About this exercise>
Would you copy out the following entries exactly, without any of the pictures?

START Data listing

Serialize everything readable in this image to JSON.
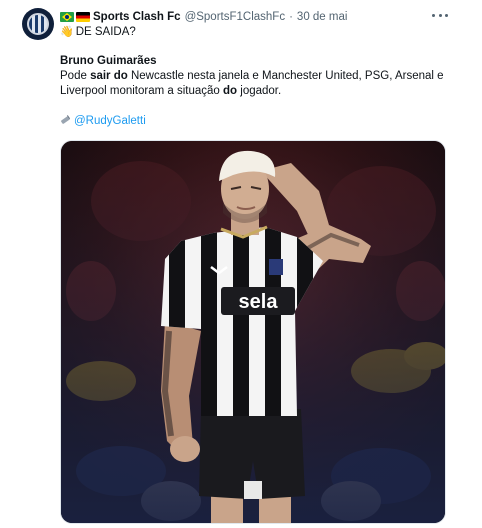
{
  "tweet": {
    "author_name": "Sports Clash Fc",
    "handle": "@SportsF1ClashFc",
    "separator": "·",
    "date": "30 de mai",
    "headline": "DE SAIDA?",
    "player_name": "Bruno Guimarães",
    "body_line1_a": "Pode ",
    "body_line1_b": "sair do",
    "body_line1_c": " Newcastle nesta janela e Manchester United, PSG, Arsenal e",
    "body_line2_a": "Liverpool monitoram a situação ",
    "body_line2_b": "do",
    "body_line2_c": " jogador.",
    "source_link": "@RudyGaletti",
    "shirt_sponsor": "sela"
  },
  "icons": {
    "avatar": "club-crest-icon",
    "flags": [
      "brazil-flag-icon",
      "germany-flag-icon"
    ],
    "headline_emoji": "waving-hand-icon",
    "source_emoji": "syringe-icon",
    "menu": "more-options-icon"
  },
  "colors": {
    "text": "#0f1419",
    "secondary": "#536471",
    "link": "#1d9bf0"
  }
}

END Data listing

Task result>
Serialize everything readable in this image to JSON.
{
  "tweet": {
    "author_name": "Sports Clash Fc",
    "handle": "@SportsF1ClashFc",
    "separator": "·",
    "date": "30 de mai",
    "headline": "DE SAIDA?",
    "player_name": "Bruno Guimarães",
    "body_line1_a": "Pode ",
    "body_line1_b": "sair do",
    "body_line1_c": " Newcastle nesta janela e Manchester United, PSG, Arsenal e",
    "body_line2_a": "Liverpool monitoram a situação ",
    "body_line2_b": "do",
    "body_line2_c": " jogador.",
    "source_link": "@RudyGaletti",
    "shirt_sponsor": "sela"
  },
  "icons": {
    "avatar": "club-crest-icon",
    "flags": [
      "brazil-flag-icon",
      "germany-flag-icon"
    ],
    "headline_emoji": "waving-hand-icon",
    "source_emoji": "syringe-icon",
    "menu": "more-options-icon"
  },
  "colors": {
    "text": "#0f1419",
    "secondary": "#536471",
    "link": "#1d9bf0"
  }
}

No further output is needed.